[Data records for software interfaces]
#####

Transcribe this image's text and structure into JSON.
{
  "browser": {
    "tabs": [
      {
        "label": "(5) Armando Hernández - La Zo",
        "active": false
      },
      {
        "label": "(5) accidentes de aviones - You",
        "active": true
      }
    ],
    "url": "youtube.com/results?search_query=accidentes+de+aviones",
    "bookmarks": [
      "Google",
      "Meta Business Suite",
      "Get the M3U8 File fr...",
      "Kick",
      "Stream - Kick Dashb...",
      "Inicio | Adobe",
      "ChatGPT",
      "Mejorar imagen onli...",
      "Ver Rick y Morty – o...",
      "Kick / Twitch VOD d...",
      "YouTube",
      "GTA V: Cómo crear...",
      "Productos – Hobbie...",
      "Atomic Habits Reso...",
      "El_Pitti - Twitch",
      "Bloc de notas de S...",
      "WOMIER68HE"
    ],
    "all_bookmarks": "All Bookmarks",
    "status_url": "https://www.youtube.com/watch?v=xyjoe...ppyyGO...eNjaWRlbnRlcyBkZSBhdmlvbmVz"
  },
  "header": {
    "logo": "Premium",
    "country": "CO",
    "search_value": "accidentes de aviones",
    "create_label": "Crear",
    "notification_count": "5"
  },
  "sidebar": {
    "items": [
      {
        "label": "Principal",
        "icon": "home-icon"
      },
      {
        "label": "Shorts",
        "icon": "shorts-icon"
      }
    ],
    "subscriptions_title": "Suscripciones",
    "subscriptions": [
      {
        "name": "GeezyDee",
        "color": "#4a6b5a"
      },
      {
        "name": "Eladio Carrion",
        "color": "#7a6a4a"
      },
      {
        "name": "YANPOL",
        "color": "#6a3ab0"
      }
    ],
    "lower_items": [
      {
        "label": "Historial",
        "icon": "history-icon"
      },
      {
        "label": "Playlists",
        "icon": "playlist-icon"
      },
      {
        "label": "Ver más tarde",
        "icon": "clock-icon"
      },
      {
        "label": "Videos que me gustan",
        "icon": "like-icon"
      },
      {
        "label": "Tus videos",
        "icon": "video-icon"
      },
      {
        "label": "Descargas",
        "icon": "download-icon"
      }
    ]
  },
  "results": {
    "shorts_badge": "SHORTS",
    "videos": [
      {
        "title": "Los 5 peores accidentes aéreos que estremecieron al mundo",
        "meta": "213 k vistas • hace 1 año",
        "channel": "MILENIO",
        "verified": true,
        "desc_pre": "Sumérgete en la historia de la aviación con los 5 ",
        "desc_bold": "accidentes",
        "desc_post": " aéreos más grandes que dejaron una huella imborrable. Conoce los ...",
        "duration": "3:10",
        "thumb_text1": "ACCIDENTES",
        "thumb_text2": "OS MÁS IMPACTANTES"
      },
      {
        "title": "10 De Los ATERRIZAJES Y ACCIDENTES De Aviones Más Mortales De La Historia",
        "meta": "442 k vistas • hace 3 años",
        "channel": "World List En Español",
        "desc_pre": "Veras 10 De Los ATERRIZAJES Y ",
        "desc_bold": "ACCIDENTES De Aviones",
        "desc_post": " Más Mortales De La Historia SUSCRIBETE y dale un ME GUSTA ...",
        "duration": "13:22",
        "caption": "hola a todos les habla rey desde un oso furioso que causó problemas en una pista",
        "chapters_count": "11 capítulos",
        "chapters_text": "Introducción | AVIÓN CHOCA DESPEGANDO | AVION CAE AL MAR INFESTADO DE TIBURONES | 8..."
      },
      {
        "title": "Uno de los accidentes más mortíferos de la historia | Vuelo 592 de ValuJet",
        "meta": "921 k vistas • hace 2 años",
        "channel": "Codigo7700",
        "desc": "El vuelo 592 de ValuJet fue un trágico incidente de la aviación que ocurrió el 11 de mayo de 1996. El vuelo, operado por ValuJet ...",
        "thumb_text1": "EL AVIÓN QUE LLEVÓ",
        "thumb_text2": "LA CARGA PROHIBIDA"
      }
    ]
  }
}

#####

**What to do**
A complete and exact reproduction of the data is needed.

**Response for this exercise**
Transcribe this image's text and structure into JSON.
{
  "browser": {
    "tabs": [
      {
        "label": "(5) Armando Hernández - La Zo",
        "active": false
      },
      {
        "label": "(5) accidentes de aviones - You",
        "active": true
      }
    ],
    "url": "youtube.com/results?search_query=accidentes+de+aviones",
    "bookmarks": [
      "Google",
      "Meta Business Suite",
      "Get the M3U8 File fr...",
      "Kick",
      "Stream - Kick Dashb...",
      "Inicio | Adobe",
      "ChatGPT",
      "Mejorar imagen onli...",
      "Ver Rick y Morty – o...",
      "Kick / Twitch VOD d...",
      "YouTube",
      "GTA V: Cómo crear...",
      "Productos – Hobbie...",
      "Atomic Habits Reso...",
      "El_Pitti - Twitch",
      "Bloc de notas de S...",
      "WOMIER68HE"
    ],
    "all_bookmarks": "All Bookmarks",
    "status_url": "https://www.youtube.com/watch?v=xyjoe...ppyyGO...eNjaWRlbnRlcyBkZSBhdmlvbmVz"
  },
  "header": {
    "logo": "Premium",
    "country": "CO",
    "search_value": "accidentes de aviones",
    "create_label": "Crear",
    "notification_count": "5"
  },
  "sidebar": {
    "items": [
      {
        "label": "Principal",
        "icon": "home-icon"
      },
      {
        "label": "Shorts",
        "icon": "shorts-icon"
      }
    ],
    "subscriptions_title": "Suscripciones",
    "subscriptions": [
      {
        "name": "GeezyDee",
        "color": "#4a6b5a"
      },
      {
        "name": "Eladio Carrion",
        "color": "#7a6a4a"
      },
      {
        "name": "YANPOL",
        "color": "#6a3ab0"
      }
    ],
    "lower_items": [
      {
        "label": "Historial",
        "icon": "history-icon"
      },
      {
        "label": "Playlists",
        "icon": "playlist-icon"
      },
      {
        "label": "Ver más tarde",
        "icon": "clock-icon"
      },
      {
        "label": "Videos que me gustan",
        "icon": "like-icon"
      },
      {
        "label": "Tus videos",
        "icon": "video-icon"
      },
      {
        "label": "Descargas",
        "icon": "download-icon"
      }
    ]
  },
  "results": {
    "shorts_badge": "SHORTS",
    "videos": [
      {
        "title": "Los 5 peores accidentes aéreos que estremecieron al mundo",
        "meta": "213 k vistas • hace 1 año",
        "channel": "MILENIO",
        "verified": true,
        "desc_pre": "Sumérgete en la historia de la aviación con los 5 ",
        "desc_bold": "accidentes",
        "desc_post": " aéreos más grandes que dejaron una huella imborrable. Conoce los ...",
        "duration": "3:10",
        "thumb_text1": "ACCIDENTES",
        "thumb_text2": "OS MÁS IMPACTANTES"
      },
      {
        "title": "10 De Los ATERRIZAJES Y ACCIDENTES De Aviones Más Mortales De La Historia",
        "meta": "442 k vistas • hace 3 años",
        "channel": "World List En Español",
        "desc_pre": "Veras 10 De Los ATERRIZAJES Y ",
        "desc_bold": "ACCIDENTES De Aviones",
        "desc_post": " Más Mortales De La Historia SUSCRIBETE y dale un ME GUSTA ...",
        "duration": "13:22",
        "caption": "hola a todos les habla rey desde un oso furioso que causó problemas en una pista",
        "chapters_count": "11 capítulos",
        "chapters_text": "Introducción | AVIÓN CHOCA DESPEGANDO | AVION CAE AL MAR INFESTADO DE TIBURONES | 8..."
      },
      {
        "title": "Uno de los accidentes más mortíferos de la historia | Vuelo 592 de ValuJet",
        "meta": "921 k vistas • hace 2 años",
        "channel": "Codigo7700",
        "desc": "El vuelo 592 de ValuJet fue un trágico incidente de la aviación que ocurrió el 11 de mayo de 1996. El vuelo, operado por ValuJet ...",
        "thumb_text1": "EL AVIÓN QUE LLEVÓ",
        "thumb_text2": "LA CARGA PROHIBIDA"
      }
    ]
  }
}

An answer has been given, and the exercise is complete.